"LATEST news speek about 6 Fremm class frigates"
09:33 GMT, January 23, 2009 The Greek defence minister, Evangelos Meimarakis has indicated that the Government Council on Foreign Affairs and National Defense (KYSEA) has given the “green light” for the MoD to proceed with negotiations with France for the purchase of six FREMM type frigates as well as 15 Super Puma search and rescue helicopters.
The Hellenic Navy has a long-standing requirement for a new class of air defence frigates, and an interest in principle towards a modified version of the Franco-Italian FREMM frigate design has been known for several years. The Minister’s announcement, however, indicates that the programme is now to proceed to the negotiating phase.
The Greek government intends for all six ships to be built in Greece with French technical assistance, which however does pose a particularly intriguing problem. The only shipyard in Greece which is currently capable of building frigate-size warships is Hellenic Shipyards in Skaramanga, which however happens to be owned 100% by the German TKMS concern. For Hellenic Shipyards to become responsible for the Greek FREMM programme, it would require for France’s DCNS to be willing and prepared to transfer all their designs, building technologies, costing procedures and so on to their bitter rival TKMS – a very unlikely proposition to say the least.

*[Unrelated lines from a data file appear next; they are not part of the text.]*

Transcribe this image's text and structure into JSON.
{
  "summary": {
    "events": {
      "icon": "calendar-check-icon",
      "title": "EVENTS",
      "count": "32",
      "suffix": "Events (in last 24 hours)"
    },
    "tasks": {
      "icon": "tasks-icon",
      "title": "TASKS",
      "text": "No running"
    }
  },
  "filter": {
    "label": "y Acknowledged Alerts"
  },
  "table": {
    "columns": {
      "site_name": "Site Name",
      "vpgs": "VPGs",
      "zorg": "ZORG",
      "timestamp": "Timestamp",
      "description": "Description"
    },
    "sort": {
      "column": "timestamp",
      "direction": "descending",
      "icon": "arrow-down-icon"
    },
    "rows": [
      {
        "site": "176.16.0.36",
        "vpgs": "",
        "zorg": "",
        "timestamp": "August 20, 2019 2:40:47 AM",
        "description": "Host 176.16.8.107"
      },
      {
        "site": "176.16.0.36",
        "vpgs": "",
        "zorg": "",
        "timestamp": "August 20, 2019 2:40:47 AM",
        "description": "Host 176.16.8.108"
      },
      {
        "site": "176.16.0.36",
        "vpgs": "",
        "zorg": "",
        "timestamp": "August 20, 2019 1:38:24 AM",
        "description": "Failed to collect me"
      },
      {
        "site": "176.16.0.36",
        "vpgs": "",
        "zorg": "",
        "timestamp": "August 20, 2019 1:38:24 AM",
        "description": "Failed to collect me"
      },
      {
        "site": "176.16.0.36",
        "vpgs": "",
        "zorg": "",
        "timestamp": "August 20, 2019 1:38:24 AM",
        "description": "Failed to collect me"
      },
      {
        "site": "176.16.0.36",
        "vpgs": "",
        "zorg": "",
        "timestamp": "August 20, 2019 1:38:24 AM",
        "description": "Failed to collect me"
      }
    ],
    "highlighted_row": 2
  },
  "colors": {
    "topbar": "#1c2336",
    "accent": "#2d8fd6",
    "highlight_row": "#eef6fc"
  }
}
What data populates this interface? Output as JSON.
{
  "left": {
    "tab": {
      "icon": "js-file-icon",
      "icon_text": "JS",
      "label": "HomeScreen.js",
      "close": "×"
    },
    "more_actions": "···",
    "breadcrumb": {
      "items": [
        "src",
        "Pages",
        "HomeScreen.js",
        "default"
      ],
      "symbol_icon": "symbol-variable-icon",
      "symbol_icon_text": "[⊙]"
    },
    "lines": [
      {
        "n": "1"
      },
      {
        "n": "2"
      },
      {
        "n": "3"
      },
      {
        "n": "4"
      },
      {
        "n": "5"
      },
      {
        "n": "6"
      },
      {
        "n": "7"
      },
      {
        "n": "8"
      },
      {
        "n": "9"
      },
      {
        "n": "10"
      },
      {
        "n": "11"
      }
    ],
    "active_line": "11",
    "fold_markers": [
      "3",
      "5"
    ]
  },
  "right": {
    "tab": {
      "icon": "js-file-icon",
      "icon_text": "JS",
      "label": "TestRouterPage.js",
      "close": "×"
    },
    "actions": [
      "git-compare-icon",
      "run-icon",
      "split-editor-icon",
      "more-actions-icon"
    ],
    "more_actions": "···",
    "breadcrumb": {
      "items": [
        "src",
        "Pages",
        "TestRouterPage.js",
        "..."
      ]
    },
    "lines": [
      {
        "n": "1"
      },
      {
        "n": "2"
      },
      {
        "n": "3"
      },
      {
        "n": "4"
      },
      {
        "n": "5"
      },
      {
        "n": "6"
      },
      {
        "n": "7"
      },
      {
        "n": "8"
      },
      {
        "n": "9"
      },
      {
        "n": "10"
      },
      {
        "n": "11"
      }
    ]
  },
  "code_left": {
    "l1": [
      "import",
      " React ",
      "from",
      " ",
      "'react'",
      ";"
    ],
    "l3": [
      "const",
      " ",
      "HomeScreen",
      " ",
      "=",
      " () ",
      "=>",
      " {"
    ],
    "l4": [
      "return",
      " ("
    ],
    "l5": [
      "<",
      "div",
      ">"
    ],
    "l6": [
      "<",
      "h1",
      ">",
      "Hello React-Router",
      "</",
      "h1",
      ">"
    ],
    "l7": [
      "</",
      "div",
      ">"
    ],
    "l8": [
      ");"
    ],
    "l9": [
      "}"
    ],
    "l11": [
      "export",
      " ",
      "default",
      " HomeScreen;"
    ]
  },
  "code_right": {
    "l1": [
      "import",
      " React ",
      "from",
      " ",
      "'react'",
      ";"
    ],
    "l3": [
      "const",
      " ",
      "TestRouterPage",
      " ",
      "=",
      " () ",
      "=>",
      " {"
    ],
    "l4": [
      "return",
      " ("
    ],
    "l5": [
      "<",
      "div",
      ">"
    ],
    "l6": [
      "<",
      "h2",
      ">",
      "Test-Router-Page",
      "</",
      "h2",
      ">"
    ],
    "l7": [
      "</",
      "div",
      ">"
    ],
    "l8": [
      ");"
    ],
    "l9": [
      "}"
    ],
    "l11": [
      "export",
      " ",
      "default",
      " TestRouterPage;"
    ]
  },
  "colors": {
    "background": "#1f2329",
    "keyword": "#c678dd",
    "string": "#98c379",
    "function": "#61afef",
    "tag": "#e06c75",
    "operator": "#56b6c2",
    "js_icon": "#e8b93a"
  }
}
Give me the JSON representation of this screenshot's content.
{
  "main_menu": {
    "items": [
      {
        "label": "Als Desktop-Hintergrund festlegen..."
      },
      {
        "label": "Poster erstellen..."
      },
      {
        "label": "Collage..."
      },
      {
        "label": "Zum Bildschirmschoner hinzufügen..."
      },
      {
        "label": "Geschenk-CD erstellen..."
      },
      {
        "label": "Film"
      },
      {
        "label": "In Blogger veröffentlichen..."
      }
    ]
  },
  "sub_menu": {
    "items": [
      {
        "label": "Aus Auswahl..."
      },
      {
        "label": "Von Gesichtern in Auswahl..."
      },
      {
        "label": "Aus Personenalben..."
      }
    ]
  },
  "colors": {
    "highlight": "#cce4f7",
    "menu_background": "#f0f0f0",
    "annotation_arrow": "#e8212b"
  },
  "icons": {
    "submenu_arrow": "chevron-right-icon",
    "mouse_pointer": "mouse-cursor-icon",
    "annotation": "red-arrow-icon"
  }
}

The only way out this conundrum would be for the Greek Government to appoint the other naval shipyard in Greece, Eleuysis Shipyards as the main contractor for the FREMM programme. Eleuysis however cannot currently build ships larger than a corvette, and thus would need to be expanded at a significant cost. Alternatively, the government could perhaps try and “convince” TKMS to sell Hellenic Shipyards back to the State or another private investor.